UNITED NATIONS (AP) — The Latest on the high-level U.N. General Assembly meetings (all times local):
President Barack Obama is telling world leaders that a paradox defines the world today as the world is by many measures less violent and more prosperous than ever before.
Yet, he says that people are losing trust in institutions, which makes governing more difficult. Obama says world leaders can choose to press forward with a better model of cooperation and integration, or they can retreat into a world that is sharply divided and ultimately in conflict.
Obama is addressing the United Nations for the final time as president.
Obama says the benefits of global integration need to be broadly shared. He says the global economy needs to work better for all people, not just those at the top.
The top U.S. diplomat has urged Pakistan's prime minister to prevent "all terrorists" from using the nation's territory as safe havens.
The appeal from Secretary of State John Kerry to Prime Minister Nawaz Sharif came as tensions escalated between Pakistan and India after suspected rebels killed 18 Indian soldiers in an attack on a military base in the disputed territory of Kashmir.
The State Department said Tuesday that Kerry met Sharif Monday on the sidelines of the U.N. General Assembly.
Kerry expressed "strong concern" with the recent violence in Kashmir, particularly Sunday's attack, and called on all sides to reduce tensions.
He also urged restraint in nuclear weapons programs.
India on Tuesday accused Pakistan of firing at an Indian military position in Kashmir, which Pakistan denied.
Taking the world stage for the last time as secretary-general, Ban Ki-moon unleashes years of pent-up anger at leaders who keep "feeding the war machine" in Syria, violate human rights and prevent aid deliveries to starving people.
The U.N. chief told leaders at Tuesday's opening of General Assembly's annual ministerial meeting that "powerful patrons" of both sides in the more than five-year Syrian conflict "have blood on their hands"
"Present in this hall today are representatives of governments that have ignored, facilitated, funded, participated in or even planned and carried out atrocities inflicted by all sides of the Syria conflict against Syrian civilians," he said.
Ban said "many groups have killed innocent civilians — none more so than the government of Syria."
And he accused South Sudan's feuding leaders of betraying their people.

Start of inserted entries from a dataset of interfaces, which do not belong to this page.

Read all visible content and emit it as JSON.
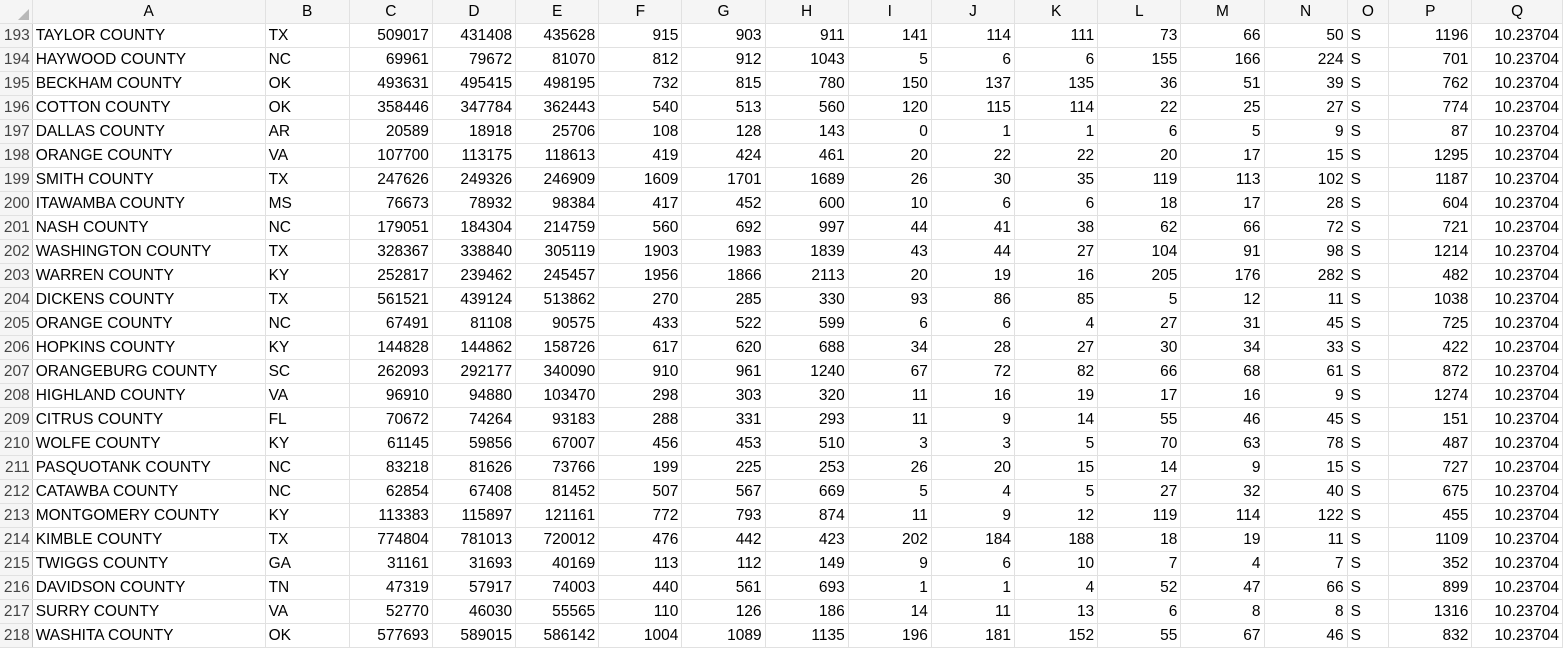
{
  "sheet": {
    "columns": [
      "A",
      "B",
      "C",
      "D",
      "E",
      "F",
      "G",
      "H",
      "I",
      "J",
      "K",
      "L",
      "M",
      "N",
      "O",
      "P",
      "Q"
    ],
    "rows": [
      {
        "n": "193",
        "cells": [
          "TAYLOR COUNTY",
          "TX",
          "509017",
          "431408",
          "435628",
          "915",
          "903",
          "911",
          "141",
          "114",
          "111",
          "73",
          "66",
          "50",
          "S",
          "1196",
          "10.23704"
        ]
      },
      {
        "n": "194",
        "cells": [
          "HAYWOOD COUNTY",
          "NC",
          "69961",
          "79672",
          "81070",
          "812",
          "912",
          "1043",
          "5",
          "6",
          "6",
          "155",
          "166",
          "224",
          "S",
          "701",
          "10.23704"
        ]
      },
      {
        "n": "195",
        "cells": [
          "BECKHAM COUNTY",
          "OK",
          "493631",
          "495415",
          "498195",
          "732",
          "815",
          "780",
          "150",
          "137",
          "135",
          "36",
          "51",
          "39",
          "S",
          "762",
          "10.23704"
        ]
      },
      {
        "n": "196",
        "cells": [
          "COTTON COUNTY",
          "OK",
          "358446",
          "347784",
          "362443",
          "540",
          "513",
          "560",
          "120",
          "115",
          "114",
          "22",
          "25",
          "27",
          "S",
          "774",
          "10.23704"
        ]
      },
      {
        "n": "197",
        "cells": [
          "DALLAS COUNTY",
          "AR",
          "20589",
          "18918",
          "25706",
          "108",
          "128",
          "143",
          "0",
          "1",
          "1",
          "6",
          "5",
          "9",
          "S",
          "87",
          "10.23704"
        ]
      },
      {
        "n": "198",
        "cells": [
          "ORANGE COUNTY",
          "VA",
          "107700",
          "113175",
          "118613",
          "419",
          "424",
          "461",
          "20",
          "22",
          "22",
          "20",
          "17",
          "15",
          "S",
          "1295",
          "10.23704"
        ]
      },
      {
        "n": "199",
        "cells": [
          "SMITH COUNTY",
          "TX",
          "247626",
          "249326",
          "246909",
          "1609",
          "1701",
          "1689",
          "26",
          "30",
          "35",
          "119",
          "113",
          "102",
          "S",
          "1187",
          "10.23704"
        ]
      },
      {
        "n": "200",
        "cells": [
          "ITAWAMBA COUNTY",
          "MS",
          "76673",
          "78932",
          "98384",
          "417",
          "452",
          "600",
          "10",
          "6",
          "6",
          "18",
          "17",
          "28",
          "S",
          "604",
          "10.23704"
        ]
      },
      {
        "n": "201",
        "cells": [
          "NASH COUNTY",
          "NC",
          "179051",
          "184304",
          "214759",
          "560",
          "692",
          "997",
          "44",
          "41",
          "38",
          "62",
          "66",
          "72",
          "S",
          "721",
          "10.23704"
        ]
      },
      {
        "n": "202",
        "cells": [
          "WASHINGTON COUNTY",
          "TX",
          "328367",
          "338840",
          "305119",
          "1903",
          "1983",
          "1839",
          "43",
          "44",
          "27",
          "104",
          "91",
          "98",
          "S",
          "1214",
          "10.23704"
        ]
      },
      {
        "n": "203",
        "cells": [
          "WARREN COUNTY",
          "KY",
          "252817",
          "239462",
          "245457",
          "1956",
          "1866",
          "2113",
          "20",
          "19",
          "16",
          "205",
          "176",
          "282",
          "S",
          "482",
          "10.23704"
        ]
      },
      {
        "n": "204",
        "cells": [
          "DICKENS COUNTY",
          "TX",
          "561521",
          "439124",
          "513862",
          "270",
          "285",
          "330",
          "93",
          "86",
          "85",
          "5",
          "12",
          "11",
          "S",
          "1038",
          "10.23704"
        ]
      },
      {
        "n": "205",
        "cells": [
          "ORANGE COUNTY",
          "NC",
          "67491",
          "81108",
          "90575",
          "433",
          "522",
          "599",
          "6",
          "6",
          "4",
          "27",
          "31",
          "45",
          "S",
          "725",
          "10.23704"
        ]
      },
      {
        "n": "206",
        "cells": [
          "HOPKINS COUNTY",
          "KY",
          "144828",
          "144862",
          "158726",
          "617",
          "620",
          "688",
          "34",
          "28",
          "27",
          "30",
          "34",
          "33",
          "S",
          "422",
          "10.23704"
        ]
      },
      {
        "n": "207",
        "cells": [
          "ORANGEBURG COUNTY",
          "SC",
          "262093",
          "292177",
          "340090",
          "910",
          "961",
          "1240",
          "67",
          "72",
          "82",
          "66",
          "68",
          "61",
          "S",
          "872",
          "10.23704"
        ]
      },
      {
        "n": "208",
        "cells": [
          "HIGHLAND COUNTY",
          "VA",
          "96910",
          "94880",
          "103470",
          "298",
          "303",
          "320",
          "11",
          "16",
          "19",
          "17",
          "16",
          "9",
          "S",
          "1274",
          "10.23704"
        ]
      },
      {
        "n": "209",
        "cells": [
          "CITRUS COUNTY",
          "FL",
          "70672",
          "74264",
          "93183",
          "288",
          "331",
          "293",
          "11",
          "9",
          "14",
          "55",
          "46",
          "45",
          "S",
          "151",
          "10.23704"
        ]
      },
      {
        "n": "210",
        "cells": [
          "WOLFE COUNTY",
          "KY",
          "61145",
          "59856",
          "67007",
          "456",
          "453",
          "510",
          "3",
          "3",
          "5",
          "70",
          "63",
          "78",
          "S",
          "487",
          "10.23704"
        ]
      },
      {
        "n": "211",
        "cells": [
          "PASQUOTANK COUNTY",
          "NC",
          "83218",
          "81626",
          "73766",
          "199",
          "225",
          "253",
          "26",
          "20",
          "15",
          "14",
          "9",
          "15",
          "S",
          "727",
          "10.23704"
        ]
      },
      {
        "n": "212",
        "cells": [
          "CATAWBA COUNTY",
          "NC",
          "62854",
          "67408",
          "81452",
          "507",
          "567",
          "669",
          "5",
          "4",
          "5",
          "27",
          "32",
          "40",
          "S",
          "675",
          "10.23704"
        ]
      },
      {
        "n": "213",
        "cells": [
          "MONTGOMERY COUNTY",
          "KY",
          "113383",
          "115897",
          "121161",
          "772",
          "793",
          "874",
          "11",
          "9",
          "12",
          "119",
          "114",
          "122",
          "S",
          "455",
          "10.23704"
        ]
      },
      {
        "n": "214",
        "cells": [
          "KIMBLE COUNTY",
          "TX",
          "774804",
          "781013",
          "720012",
          "476",
          "442",
          "423",
          "202",
          "184",
          "188",
          "18",
          "19",
          "11",
          "S",
          "1109",
          "10.23704"
        ]
      },
      {
        "n": "215",
        "cells": [
          "TWIGGS COUNTY",
          "GA",
          "31161",
          "31693",
          "40169",
          "113",
          "112",
          "149",
          "9",
          "6",
          "10",
          "7",
          "4",
          "7",
          "S",
          "352",
          "10.23704"
        ]
      },
      {
        "n": "216",
        "cells": [
          "DAVIDSON COUNTY",
          "TN",
          "47319",
          "57917",
          "74003",
          "440",
          "561",
          "693",
          "1",
          "1",
          "4",
          "52",
          "47",
          "66",
          "S",
          "899",
          "10.23704"
        ]
      },
      {
        "n": "217",
        "cells": [
          "SURRY COUNTY",
          "VA",
          "52770",
          "46030",
          "55565",
          "110",
          "126",
          "186",
          "14",
          "11",
          "13",
          "6",
          "8",
          "8",
          "S",
          "1316",
          "10.23704"
        ]
      },
      {
        "n": "218",
        "cells": [
          "WASHITA COUNTY",
          "OK",
          "577693",
          "589015",
          "586142",
          "1004",
          "1089",
          "1135",
          "196",
          "181",
          "152",
          "55",
          "67",
          "46",
          "S",
          "832",
          "10.23704"
        ]
      }
    ]
  }
}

He said "in too many places, we see leaders rewriting constitutions, manipulating elections and taking other desperate steps to cling to power."
Italian opera singer Andrea Bocelli kicks off the 71st session of the United Nations General Assembly as world leaders convene to address most pressing global and regional issues.
Bocelli's performance of Nessun Dorma on Monday earned a standing ovation from heads of state.
U.N. officials say at least 20 countries are expected to formally join the Paris Agreement on climate change this week, greatly improving the pact's chances of coming into force just a year after it was negotiated.
That's considered a blistering pace in the world of international diplomacy, reflecting a sense of urgency in the fight against global warming and a desire to seal the deal before the Obama administration leaves office.
Brazil, Mexico, Argentina and Morocco are expected to hand over documents at the U.N. in New York on Wednesday to formally complete the ratification process. At least half a dozen small island nations including Papua New Guinea, Tonga and Kiribati will also follow suit.
Standing before the United Nations for the last time as president, Barack Obama will reassure foreign leaders that the world is better equipped to tackle its challenges than at almost any point in history despite a cascade of harrowing crises that seem devoid of viable solutions.
Obama's address marks his swan song on the international stage. He stepped into his role eight years ago with sky-high expectations and has struggled to deliver when it comes to solving global problems partially beyond America's control.
Ben Rhodes, Obama's deputy national security adviser, said the president was cognizant of the fact that bright spots such as economic growth and climate change cooperation are offset by the "great deal of unease" in the world, including Syria's civil war and concerns about Russia's aggression toward Ukraine.